Dr. Nilesh Kalyanaraman, health officer for Anne Arundel County, is included in this task force and said gun violence is a public health issue.

“Gun violence causes death, injury and heartbreak in our county or state and across the country,” Kalyanaraman said. “When we think of gun violence mass shootings grab the headlines but there’s a daily drumbeat of homicides, suicides and injuries in our county.”

Mayor Gavin Buckley joined the conversation and said the COVID-19 pandemic contributed to a particularly bad year for gun violence because of social isolation and economic uncertainty that plagued the community.

“Gun violence is a public health issue and one we hear about regularly from our residents,” Buckley said. “Too many guns on the street, too many gunshots in the community, too much trauma for our children and for survivors.”

Buckley said preventing gun violence can be prevented by looking beyond policing.

“We have to give residents resources to find better ways to resolve problems, to lift up economic opportunity, to help with substance use, public health and mental health,” Buckley said.


Dr. Paul Nestadt, co-director of the Johns Hopkins Anxiety Disorders Clinic and assistant professor of psychiatry and behavioral sciences, specializes in trying to understand suicide. Nestadt said suicide is the second leading cause of death in young people and one of the leading causes of death overall in the United States.

“The majority of firearm deaths are suicide deaths so when we’re talking about firearm violence, mass shootings are important to pay attention to,” he said. “They’re tragic events, homicides are tragic events but the majority of firearm deaths are suicides, something that we can intervene on.”

According to Nestadt, attempted suicide attempts are impulsive and made based on availability. Suicide survival rates are much lower when attempted with a firearm as opposed to pills or poison.

Nestadt said rural counties and states have a slightly higher suicide rate than urban ones because of greater availability of guns.
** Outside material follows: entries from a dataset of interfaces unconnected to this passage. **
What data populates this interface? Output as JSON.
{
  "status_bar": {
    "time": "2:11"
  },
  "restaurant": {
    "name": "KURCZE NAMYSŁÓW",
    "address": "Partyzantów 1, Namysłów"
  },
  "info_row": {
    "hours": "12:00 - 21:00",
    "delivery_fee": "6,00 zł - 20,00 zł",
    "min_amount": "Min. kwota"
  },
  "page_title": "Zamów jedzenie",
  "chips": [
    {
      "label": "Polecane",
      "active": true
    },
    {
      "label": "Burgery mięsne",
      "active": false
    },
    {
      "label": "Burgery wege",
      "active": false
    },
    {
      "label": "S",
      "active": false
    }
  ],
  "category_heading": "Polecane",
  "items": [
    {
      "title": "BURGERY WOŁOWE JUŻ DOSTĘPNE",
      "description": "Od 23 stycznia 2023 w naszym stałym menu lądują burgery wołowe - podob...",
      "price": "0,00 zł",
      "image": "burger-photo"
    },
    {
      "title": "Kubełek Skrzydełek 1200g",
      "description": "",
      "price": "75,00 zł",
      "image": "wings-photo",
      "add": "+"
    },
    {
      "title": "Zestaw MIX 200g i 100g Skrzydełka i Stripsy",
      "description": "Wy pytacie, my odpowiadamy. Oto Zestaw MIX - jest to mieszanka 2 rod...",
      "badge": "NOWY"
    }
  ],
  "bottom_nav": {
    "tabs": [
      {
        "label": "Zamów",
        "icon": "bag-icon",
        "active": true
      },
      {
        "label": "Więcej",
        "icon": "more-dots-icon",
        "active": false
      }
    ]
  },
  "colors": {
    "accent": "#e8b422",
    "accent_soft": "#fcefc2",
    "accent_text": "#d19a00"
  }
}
He said there are factors that increase the risk of suicide that cannot be fixed such as a family history of suicide and terminal illness but other factors, such as social isolation, poverty and access, can be addressed.

The series of seminars at 1 p.m. Friday with an intervention partner workshop.